is $status an overloaded number? Check your arguments with print "$_: ", ref, $/ for $self, $self->path, $status; before the loop –  Eric Strom Feb 23 '11 at 22:35
    
Output: [Wed Feb 23 16:39:48 2011] [warn] [client ***.***.94.159] mod_fcgid: stderr: My::Module::Help=HASH(0x9b8adb8): My::Module::Help, referer: https://testserver.******.***/help [Wed Feb 23 16:39:48 2011] [warn] [client ***.***.94.159] mod_fcgid: stderr: help: , referer: https://testserver.******.***/help [Wed Feb 23 16:39:48 2011] [warn] [client ***.***.94.159] mod_fcgid: stderr: 2: , referer: https://testserver.******.***/help –  Richard Simões Feb 23 '11 at 22:45
    
In your update, check to see if either $cond1 or $cond2 is a reference. –  Eric Strom Feb 23 '11 at 22:57
    
Re utter lack of mention of My::Session, how was $status getting set? –  ysth Feb 24 '11 at 0:49
add comment

2 Answers 2

My guess is that one of your arguments is an overloaded object, and that overloading is throwing the error. Check to see exactly what your arguments are:

print "$_: ", ref, $/ for $self, $self->path, $status;

Which should print something like:

HASH(0x12341234)=Self::Object: Self::Object
some/path:
4:

If instead you are getting:

HASH(0x12341234)=Self::Object: Self::Object
some/path: Some::Object
4: Some::Other::Object

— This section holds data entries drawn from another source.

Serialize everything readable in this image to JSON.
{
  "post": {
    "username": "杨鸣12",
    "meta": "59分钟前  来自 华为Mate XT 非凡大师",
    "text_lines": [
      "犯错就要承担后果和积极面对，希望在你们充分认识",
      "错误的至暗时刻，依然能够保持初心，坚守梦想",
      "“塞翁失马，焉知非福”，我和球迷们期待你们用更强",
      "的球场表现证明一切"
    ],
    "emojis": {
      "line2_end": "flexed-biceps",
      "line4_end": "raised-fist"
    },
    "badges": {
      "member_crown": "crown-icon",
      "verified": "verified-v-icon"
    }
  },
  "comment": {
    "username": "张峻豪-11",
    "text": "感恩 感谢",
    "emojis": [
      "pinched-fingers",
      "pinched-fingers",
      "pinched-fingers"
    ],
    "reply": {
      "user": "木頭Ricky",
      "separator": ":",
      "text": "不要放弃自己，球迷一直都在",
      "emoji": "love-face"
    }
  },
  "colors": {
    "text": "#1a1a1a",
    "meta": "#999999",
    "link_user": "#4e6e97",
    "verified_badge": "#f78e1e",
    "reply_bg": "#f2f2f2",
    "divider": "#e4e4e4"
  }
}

Then you should look at each of those packages to see if there is overloading present.

You can also write a bool function which will force a value into a non-overloaded bool:

sub bool {$_[0] ? 1 : 0}

And then:

my $cond1 = bool $self->path ne 'contact_us';
my $cond2 = bool !grep { $status == $_ } 2, 3, 8;
if ($cond1 && $cond2) {

If that fixes the problem, chances are at least one of your arguments is an overloaded object that is misbehaving.

This also could possibly be caused by one of the autoboxing pragmas like use bigint; or use bignum; which convert literal numbers like 2, 3, 8 into overloaded objects. Are any pragmas like this in effect?

share|improve this answer
    
I added the output of the suggested for-loop in a previous comment, but the pragmas in effect are: use Moose; use MooseX::ClassAttribute; use Carp::Always; use English '-no_match_vars'; use Template; use URI; use DBI; –  Richard Simões Feb 23 '11 at 22:54
add comment

I'm pretty sure that you're not getting $status set properly somewhere above the code that you've pasted. You're probably also on an older version of Perl, since in ActiveState 5.12 on my MBP, it will print out the variable name which has failed, as it does in 5.10 under FreBSD. Under 5.8.8 on my Linux-based VPS, the variable name isn't part of the fail message.

It would be easier to help with more than just a couple of lines of code, since usually the root cause of this sort of error isn't going to be found on the line where the program is dying, but due to a variable not really holding what you think it holds.

share|improve this answer
add comment

Your Answer

 
discard

By posting your answer, you agree to the privacy policy and terms of service.

Not the answer you're looking for? Browse other questions tagged or ask your own question.